In October 2018, a year after moving into a static caravan, I gave birth to our child.

I thought motherhood would feel magical, but it didn’t. On my second night of labour, the clocks went back, signalling the start of winter here. And with this abrupt change, I began a new life as a Mother, a structure existing merely to sustain a new life. The cries of my child - naked as the branches of the newly bare trees surrounding our home - came with a shocking violence for which I was entirely unprepared. A primal experience in which my entire being turned into another human’s sanctuary overnight.

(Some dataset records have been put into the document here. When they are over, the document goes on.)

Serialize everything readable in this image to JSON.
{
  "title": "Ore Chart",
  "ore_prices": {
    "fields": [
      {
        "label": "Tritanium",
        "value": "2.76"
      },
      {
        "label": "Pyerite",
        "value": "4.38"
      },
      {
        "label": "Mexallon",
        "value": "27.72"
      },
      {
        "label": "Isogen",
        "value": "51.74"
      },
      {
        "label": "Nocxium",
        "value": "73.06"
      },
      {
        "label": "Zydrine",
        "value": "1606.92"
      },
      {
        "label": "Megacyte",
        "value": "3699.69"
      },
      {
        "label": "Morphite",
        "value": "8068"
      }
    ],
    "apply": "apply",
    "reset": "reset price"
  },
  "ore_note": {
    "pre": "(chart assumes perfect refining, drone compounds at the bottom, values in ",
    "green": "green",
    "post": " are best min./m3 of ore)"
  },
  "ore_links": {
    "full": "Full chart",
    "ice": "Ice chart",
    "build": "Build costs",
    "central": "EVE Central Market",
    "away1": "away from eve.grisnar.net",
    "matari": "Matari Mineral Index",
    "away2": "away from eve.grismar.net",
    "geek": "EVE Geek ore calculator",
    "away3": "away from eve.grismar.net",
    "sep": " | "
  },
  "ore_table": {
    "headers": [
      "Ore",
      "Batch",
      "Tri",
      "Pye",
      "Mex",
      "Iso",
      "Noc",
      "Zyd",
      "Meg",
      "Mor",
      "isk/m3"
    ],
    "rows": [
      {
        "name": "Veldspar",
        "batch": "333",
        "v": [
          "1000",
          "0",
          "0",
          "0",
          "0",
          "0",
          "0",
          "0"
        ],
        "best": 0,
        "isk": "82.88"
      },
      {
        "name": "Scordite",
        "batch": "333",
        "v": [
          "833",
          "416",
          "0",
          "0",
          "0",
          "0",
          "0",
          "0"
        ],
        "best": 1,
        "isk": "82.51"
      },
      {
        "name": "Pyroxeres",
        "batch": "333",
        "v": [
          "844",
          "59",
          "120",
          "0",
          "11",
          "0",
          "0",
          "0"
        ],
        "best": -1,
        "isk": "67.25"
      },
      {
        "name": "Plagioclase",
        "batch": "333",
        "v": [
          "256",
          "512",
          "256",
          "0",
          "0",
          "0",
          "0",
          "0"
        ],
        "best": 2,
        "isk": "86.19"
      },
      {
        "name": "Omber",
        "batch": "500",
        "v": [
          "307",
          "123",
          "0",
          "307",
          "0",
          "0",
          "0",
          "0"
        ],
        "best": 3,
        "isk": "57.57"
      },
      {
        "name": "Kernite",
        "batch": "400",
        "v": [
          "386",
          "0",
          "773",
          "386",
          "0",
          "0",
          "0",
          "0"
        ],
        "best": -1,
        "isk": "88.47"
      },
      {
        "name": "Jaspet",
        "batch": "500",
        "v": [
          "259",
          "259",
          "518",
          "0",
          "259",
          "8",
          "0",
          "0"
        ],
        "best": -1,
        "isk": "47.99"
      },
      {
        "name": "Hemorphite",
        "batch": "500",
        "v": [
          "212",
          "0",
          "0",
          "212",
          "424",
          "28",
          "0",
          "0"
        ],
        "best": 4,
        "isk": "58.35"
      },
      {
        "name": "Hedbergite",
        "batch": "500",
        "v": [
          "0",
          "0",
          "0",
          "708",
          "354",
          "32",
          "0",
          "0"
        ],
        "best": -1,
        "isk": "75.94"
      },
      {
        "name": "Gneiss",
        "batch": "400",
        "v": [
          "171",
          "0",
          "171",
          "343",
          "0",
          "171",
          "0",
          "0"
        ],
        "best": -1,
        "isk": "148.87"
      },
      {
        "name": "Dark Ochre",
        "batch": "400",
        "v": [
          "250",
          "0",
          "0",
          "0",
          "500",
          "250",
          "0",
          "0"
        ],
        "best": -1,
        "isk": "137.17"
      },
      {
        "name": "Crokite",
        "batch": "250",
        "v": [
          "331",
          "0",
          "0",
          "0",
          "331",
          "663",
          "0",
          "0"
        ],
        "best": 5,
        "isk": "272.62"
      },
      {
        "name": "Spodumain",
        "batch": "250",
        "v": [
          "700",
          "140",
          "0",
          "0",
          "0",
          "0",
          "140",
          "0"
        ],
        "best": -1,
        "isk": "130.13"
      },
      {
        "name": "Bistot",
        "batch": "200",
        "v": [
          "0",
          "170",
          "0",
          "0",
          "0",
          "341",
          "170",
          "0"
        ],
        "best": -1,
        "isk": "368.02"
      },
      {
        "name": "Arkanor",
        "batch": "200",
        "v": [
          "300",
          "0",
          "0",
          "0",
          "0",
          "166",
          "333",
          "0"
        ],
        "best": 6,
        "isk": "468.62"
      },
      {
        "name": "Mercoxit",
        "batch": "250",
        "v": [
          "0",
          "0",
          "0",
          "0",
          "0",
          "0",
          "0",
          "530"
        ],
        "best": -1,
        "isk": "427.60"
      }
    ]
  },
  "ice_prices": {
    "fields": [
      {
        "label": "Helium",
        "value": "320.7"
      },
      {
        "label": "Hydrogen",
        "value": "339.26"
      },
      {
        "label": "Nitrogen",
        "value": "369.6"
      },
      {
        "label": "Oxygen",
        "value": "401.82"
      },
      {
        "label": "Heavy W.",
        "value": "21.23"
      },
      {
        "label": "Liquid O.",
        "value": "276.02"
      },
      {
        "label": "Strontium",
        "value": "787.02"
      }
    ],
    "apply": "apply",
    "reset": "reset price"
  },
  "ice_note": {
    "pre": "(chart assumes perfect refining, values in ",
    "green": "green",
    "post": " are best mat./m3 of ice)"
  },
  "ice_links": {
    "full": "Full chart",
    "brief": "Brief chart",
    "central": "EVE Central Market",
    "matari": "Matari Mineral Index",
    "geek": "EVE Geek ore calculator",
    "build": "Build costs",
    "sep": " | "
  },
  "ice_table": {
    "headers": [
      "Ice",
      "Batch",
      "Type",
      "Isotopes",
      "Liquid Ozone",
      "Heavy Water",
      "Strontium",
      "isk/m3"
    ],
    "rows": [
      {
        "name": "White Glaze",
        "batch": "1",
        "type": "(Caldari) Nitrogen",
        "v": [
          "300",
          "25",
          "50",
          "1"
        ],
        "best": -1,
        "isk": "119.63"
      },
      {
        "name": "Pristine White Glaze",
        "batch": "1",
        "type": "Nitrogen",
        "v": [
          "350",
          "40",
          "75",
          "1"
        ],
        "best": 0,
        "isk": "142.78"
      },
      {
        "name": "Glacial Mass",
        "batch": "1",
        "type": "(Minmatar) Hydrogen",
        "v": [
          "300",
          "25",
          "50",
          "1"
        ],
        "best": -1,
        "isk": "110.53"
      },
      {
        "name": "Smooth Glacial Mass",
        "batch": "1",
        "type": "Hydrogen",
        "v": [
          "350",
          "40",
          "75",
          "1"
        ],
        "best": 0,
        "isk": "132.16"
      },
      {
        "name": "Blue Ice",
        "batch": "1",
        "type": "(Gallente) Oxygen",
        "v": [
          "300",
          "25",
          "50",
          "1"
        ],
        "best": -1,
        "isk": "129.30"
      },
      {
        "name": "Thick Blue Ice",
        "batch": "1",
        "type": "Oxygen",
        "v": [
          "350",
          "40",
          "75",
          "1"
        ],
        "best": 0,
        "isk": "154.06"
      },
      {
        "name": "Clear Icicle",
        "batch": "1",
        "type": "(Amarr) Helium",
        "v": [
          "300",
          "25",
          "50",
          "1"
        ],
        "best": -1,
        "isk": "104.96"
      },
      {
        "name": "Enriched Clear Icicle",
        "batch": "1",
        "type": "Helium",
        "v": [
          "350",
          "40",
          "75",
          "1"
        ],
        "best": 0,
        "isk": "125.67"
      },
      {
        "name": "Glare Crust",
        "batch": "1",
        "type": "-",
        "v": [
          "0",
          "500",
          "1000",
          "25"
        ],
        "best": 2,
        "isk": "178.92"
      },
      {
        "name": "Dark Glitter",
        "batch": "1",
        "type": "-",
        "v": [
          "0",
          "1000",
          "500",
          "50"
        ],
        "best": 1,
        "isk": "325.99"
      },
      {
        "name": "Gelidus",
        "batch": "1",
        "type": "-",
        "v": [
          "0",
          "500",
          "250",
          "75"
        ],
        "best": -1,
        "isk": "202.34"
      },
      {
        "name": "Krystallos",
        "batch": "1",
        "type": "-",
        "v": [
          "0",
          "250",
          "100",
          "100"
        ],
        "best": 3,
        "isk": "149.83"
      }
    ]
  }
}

Privately, I was ripped apart, every emotion overloaded my senses. Yet publicly a silence had closed in, I felt the need to censor myself. My camera became a therapeutic tool with which to pull myself back out of the fog of early motherhood. I poured myself out in front of it; seeing, accepting and occasionally even celebrating my new being. With winter had come peace; space to hunker down and nurture, a quiet space for love to grow.

The caravan sits in a wild parcel of land, and the oak tree standing next to it provides me with a calendar to mark the passing of time. It reminds me that although each generation of new parents has their own battles to plough through, nature remains, parenting continues. Sprouting, growing, wilting, reproducing, its cyclical nature showing me that no state is permanent.

I am so tired of the standard parents are still expected to live up to. It feels liberating to step out of these expectations, to accept the duality of the experience and lay bare its brutality.


Based in Somerset, UK, documentary photographer Naomi Wood, creates raw and intimate stories for brands and editorial.

Her personal work explores the camera’s ability as a therapeutic tool and has been exhibited at The Southbank Centre and featured in BJP, It’s Nice That, Vogue Italia and Creative Review among others.

To see more work by Naomi Wood, visit - Website